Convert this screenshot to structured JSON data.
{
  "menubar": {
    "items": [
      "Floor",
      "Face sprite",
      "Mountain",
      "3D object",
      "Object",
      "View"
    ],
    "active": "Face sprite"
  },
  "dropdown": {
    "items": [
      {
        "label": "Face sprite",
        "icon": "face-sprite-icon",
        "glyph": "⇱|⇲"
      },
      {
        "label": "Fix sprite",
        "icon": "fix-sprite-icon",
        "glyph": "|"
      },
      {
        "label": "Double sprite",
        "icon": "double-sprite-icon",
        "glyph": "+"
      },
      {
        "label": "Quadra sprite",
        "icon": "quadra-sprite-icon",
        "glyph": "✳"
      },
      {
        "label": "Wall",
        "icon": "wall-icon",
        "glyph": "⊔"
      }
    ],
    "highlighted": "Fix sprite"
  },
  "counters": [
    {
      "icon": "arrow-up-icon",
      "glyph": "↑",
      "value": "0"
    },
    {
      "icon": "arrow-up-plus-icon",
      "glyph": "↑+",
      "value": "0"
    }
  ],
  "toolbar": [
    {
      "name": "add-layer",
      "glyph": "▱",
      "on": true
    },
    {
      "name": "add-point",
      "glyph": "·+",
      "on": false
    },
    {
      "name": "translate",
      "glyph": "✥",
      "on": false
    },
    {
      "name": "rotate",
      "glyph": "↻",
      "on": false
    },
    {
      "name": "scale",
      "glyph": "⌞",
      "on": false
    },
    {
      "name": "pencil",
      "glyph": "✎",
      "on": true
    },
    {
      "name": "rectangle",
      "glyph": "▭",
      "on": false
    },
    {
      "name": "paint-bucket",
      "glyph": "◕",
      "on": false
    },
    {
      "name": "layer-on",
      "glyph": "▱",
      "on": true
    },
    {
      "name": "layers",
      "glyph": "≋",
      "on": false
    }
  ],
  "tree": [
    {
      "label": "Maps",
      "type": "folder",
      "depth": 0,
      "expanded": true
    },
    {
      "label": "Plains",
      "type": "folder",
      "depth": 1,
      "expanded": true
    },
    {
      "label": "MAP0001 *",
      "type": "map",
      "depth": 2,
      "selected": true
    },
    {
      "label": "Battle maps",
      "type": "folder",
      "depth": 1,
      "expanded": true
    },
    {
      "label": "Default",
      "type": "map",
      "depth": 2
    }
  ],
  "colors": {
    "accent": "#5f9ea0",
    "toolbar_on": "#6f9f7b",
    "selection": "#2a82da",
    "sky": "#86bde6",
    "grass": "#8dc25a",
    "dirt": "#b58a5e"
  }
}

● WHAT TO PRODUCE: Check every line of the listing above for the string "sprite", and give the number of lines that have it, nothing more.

● TASK OUTPUT: 11